The specific aims of this research were as follows:

  • Evaluate the feasibility of using a telerehabilitation approach in rural eastern North Carolina to treat aphasia among stroke survivors. 
  • Evaluate the acceptability, credibility, and satisfaction of using a telerehabilitation approach in rural eastern North Carolina to treat aphasia among stroke survivors. 

The research team recruited 22 stroke survivors with aphasia living in community settings to participate in the study. The treating clinician was located in a medical campus aphasia laboratory, and delivered the rehabilitation to the participants through a cloud-based videoconferencing program via computer. The treatment used in this research was the Language-Oriented Treatment (LOT), a highly structured, psycholinguistic approach to aphasia designed to address a range of communication issues. Participants received 12 telerehabilitation sessions in a 6-week period and completed pre- and post-intervention questionnaires to measure acceptability and client satisfaction. Participant retention was measured by the number of sessions completed, missed, and participant dropouts. Researchers used a comprehensive test, the Western Aphasia Battery-Revised (WAB-R), to measure aphasia severity post telehealth intervention.

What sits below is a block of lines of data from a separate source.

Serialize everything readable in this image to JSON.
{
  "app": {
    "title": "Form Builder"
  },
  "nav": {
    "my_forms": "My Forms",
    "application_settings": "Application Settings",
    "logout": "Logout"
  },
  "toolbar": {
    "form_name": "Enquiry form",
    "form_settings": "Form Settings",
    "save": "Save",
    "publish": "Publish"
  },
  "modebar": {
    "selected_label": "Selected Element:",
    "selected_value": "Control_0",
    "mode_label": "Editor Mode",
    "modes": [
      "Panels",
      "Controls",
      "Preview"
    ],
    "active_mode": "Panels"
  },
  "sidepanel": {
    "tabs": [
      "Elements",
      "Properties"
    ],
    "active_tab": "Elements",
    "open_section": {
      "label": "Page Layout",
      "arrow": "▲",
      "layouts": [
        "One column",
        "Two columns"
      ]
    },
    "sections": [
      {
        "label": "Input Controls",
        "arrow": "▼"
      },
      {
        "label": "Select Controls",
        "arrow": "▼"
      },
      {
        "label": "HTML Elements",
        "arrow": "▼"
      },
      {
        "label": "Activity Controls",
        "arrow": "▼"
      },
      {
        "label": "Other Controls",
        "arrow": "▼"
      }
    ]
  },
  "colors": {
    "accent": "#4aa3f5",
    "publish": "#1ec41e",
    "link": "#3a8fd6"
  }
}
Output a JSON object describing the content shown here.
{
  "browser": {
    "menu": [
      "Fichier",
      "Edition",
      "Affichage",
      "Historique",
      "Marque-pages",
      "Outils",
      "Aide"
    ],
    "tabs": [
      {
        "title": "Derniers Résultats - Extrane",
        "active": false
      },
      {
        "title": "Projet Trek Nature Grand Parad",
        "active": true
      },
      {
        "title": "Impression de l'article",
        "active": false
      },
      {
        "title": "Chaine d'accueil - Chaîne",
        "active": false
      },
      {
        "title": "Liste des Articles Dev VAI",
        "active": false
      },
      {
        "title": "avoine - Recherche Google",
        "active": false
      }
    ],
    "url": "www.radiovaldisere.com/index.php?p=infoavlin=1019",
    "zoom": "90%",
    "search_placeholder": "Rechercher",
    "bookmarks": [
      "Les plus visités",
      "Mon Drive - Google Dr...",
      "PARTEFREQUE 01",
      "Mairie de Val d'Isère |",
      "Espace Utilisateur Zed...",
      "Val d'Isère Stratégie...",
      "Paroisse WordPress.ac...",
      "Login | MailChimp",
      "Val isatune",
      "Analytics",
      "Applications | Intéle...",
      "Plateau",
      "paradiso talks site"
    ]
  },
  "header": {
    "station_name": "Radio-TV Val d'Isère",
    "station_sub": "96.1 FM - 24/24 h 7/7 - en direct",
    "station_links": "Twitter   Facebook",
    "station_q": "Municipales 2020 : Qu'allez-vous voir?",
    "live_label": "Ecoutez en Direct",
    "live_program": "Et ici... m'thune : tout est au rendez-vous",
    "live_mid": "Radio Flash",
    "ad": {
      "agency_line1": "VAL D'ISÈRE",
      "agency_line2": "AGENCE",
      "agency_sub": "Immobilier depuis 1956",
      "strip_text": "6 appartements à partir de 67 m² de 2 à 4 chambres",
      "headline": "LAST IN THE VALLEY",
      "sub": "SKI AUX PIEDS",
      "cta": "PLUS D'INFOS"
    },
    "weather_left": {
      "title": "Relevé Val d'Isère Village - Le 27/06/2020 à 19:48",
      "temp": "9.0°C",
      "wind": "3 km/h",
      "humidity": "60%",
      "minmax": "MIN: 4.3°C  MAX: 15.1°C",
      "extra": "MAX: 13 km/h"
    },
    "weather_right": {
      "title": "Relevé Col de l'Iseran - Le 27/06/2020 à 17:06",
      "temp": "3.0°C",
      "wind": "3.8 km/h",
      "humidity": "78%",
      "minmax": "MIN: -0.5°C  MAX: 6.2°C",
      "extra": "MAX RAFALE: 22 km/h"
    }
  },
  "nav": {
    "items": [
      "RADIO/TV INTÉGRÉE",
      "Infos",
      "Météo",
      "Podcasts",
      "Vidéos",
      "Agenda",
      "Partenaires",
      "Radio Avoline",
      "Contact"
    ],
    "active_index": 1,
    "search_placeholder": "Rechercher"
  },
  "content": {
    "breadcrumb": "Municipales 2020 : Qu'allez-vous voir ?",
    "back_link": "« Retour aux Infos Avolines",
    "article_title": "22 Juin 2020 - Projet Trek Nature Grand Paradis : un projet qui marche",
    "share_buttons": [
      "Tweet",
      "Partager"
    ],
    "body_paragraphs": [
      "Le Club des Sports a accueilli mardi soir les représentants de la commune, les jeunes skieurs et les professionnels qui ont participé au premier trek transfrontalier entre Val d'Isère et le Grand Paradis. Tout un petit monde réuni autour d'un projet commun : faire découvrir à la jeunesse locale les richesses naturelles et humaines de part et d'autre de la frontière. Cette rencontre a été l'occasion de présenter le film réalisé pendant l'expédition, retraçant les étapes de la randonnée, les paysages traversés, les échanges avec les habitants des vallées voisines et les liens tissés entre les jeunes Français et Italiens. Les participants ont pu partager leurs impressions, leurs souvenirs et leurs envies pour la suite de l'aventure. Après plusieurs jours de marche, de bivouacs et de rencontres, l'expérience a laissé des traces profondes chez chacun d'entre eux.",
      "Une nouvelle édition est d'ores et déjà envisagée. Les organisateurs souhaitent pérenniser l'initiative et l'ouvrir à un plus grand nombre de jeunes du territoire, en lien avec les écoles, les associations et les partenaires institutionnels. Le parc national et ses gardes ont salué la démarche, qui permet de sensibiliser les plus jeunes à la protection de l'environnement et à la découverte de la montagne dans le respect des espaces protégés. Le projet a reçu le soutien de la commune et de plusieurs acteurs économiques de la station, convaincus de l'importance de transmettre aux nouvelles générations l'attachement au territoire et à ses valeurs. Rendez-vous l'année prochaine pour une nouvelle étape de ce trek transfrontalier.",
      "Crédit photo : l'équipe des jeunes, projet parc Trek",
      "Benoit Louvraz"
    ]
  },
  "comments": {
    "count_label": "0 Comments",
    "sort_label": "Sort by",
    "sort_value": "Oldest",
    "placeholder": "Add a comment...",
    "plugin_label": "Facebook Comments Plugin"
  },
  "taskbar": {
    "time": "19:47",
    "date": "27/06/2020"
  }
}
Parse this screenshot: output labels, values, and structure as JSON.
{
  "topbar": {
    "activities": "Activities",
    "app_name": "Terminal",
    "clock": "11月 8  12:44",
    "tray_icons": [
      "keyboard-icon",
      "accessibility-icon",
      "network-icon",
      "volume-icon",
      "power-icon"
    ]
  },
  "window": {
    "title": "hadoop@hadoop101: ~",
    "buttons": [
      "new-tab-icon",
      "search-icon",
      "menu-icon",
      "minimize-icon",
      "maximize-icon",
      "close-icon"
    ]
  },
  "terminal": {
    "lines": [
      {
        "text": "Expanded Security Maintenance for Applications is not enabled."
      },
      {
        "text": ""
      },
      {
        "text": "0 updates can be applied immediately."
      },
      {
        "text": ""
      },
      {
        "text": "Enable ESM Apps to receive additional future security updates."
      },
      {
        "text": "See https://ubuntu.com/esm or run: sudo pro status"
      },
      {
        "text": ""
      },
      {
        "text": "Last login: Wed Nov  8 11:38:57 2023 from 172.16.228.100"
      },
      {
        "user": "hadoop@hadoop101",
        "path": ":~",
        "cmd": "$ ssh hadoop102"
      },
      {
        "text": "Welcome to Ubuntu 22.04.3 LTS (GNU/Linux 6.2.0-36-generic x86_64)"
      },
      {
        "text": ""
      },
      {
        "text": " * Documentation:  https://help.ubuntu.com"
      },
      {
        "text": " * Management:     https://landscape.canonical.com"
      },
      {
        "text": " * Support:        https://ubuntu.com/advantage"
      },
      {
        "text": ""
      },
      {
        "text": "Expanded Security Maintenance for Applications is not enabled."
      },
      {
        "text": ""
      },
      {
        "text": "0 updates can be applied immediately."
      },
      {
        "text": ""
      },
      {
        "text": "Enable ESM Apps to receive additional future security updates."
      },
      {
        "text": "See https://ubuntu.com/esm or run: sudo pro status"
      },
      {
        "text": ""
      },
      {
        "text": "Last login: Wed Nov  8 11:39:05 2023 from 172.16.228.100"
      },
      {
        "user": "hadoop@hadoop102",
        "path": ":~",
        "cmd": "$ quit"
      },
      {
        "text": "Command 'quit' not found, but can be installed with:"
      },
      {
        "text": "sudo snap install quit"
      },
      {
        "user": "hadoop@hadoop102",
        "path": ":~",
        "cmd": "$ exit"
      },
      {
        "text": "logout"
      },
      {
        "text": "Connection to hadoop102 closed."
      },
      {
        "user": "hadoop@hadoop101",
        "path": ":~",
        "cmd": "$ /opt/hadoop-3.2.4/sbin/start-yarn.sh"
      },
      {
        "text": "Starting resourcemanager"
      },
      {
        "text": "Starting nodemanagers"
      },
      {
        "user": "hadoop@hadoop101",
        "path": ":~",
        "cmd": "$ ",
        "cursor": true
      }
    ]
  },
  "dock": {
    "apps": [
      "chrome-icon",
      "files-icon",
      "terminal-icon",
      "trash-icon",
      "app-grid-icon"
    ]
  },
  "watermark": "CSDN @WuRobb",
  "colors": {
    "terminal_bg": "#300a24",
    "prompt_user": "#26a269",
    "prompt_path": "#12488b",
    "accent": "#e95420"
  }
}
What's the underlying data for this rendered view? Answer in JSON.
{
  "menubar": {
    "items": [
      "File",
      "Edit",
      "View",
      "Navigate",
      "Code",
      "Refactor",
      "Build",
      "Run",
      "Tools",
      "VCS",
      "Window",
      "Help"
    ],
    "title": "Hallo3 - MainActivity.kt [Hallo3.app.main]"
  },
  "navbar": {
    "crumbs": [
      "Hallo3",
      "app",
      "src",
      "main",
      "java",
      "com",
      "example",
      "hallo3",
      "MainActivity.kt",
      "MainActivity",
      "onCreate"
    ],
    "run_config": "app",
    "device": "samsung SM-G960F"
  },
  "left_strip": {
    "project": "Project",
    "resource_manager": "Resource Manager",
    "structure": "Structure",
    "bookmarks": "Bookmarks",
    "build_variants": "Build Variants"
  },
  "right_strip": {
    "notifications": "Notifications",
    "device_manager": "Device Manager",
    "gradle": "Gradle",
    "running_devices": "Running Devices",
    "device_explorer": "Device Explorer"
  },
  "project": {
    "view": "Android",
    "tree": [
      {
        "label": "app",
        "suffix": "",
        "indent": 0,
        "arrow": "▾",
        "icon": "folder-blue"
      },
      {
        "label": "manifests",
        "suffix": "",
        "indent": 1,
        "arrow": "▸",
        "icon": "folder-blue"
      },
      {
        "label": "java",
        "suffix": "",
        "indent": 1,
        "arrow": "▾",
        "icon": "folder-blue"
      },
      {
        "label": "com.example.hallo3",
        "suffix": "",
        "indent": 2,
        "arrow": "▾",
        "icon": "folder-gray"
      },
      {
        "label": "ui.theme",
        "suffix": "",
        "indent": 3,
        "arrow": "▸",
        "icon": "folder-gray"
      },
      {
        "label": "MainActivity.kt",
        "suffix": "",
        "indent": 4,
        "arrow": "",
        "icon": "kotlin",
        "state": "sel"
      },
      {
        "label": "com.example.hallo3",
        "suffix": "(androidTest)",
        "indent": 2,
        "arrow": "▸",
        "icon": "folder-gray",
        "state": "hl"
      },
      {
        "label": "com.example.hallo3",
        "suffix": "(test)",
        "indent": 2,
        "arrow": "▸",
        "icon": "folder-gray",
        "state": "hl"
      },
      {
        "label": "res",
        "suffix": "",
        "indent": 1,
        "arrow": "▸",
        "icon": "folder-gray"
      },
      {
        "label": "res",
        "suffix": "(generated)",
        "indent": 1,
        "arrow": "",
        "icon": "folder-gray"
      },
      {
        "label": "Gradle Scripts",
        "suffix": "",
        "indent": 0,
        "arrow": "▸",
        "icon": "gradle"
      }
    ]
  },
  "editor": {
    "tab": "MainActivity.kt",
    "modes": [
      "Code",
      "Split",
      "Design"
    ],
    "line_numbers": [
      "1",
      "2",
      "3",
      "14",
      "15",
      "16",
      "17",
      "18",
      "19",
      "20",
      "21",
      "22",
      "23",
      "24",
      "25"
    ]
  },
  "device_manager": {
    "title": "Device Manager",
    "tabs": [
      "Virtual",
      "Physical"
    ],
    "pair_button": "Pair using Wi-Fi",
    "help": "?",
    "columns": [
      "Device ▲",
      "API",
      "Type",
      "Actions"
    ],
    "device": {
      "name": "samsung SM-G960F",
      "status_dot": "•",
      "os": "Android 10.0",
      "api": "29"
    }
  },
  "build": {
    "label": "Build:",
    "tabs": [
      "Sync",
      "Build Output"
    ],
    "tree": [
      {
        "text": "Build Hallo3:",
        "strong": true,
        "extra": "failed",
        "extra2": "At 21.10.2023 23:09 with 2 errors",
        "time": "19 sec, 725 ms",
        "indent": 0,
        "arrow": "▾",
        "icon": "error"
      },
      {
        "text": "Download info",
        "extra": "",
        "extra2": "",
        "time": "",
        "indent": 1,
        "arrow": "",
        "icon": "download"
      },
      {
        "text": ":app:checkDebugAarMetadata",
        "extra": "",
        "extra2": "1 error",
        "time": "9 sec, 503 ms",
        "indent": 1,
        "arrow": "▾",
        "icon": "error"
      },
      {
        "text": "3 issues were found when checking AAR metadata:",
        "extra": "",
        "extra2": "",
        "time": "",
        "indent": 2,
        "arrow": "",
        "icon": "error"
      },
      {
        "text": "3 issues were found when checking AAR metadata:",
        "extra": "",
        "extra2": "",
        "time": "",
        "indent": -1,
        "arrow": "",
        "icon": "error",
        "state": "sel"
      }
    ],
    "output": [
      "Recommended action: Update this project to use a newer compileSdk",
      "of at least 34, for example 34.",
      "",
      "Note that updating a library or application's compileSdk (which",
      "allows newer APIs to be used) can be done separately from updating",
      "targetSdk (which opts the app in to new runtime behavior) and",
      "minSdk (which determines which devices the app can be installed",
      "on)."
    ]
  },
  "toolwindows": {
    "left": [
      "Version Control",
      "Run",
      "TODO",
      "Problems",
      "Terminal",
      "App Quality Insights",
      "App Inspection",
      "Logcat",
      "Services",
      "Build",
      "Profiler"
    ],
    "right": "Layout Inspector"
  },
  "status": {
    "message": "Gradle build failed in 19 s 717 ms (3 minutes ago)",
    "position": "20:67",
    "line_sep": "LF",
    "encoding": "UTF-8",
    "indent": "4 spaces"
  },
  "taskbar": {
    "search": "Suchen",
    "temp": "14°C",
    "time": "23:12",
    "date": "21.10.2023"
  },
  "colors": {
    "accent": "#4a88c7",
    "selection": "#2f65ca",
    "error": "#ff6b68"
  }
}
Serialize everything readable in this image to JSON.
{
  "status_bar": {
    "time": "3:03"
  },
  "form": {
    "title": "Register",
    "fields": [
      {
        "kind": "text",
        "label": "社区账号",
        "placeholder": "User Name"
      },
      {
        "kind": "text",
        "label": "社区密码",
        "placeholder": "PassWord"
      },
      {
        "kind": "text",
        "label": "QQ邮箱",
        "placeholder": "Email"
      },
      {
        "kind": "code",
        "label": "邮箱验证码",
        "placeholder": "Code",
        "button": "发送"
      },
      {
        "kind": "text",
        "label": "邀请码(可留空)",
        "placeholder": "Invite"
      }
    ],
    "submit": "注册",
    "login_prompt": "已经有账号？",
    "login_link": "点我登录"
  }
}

Researchers found that patients reported high levels of satisfaction with the treatment, deeming the approach a credible method of aphasia rehabilitation. Additionally, researchers found this method to be a cost-effective treatment, while providing stroke survivors opportunities for more frequent community access. This research greatly benefits the future development of telerehabilitation for stroke survivors with aphasia.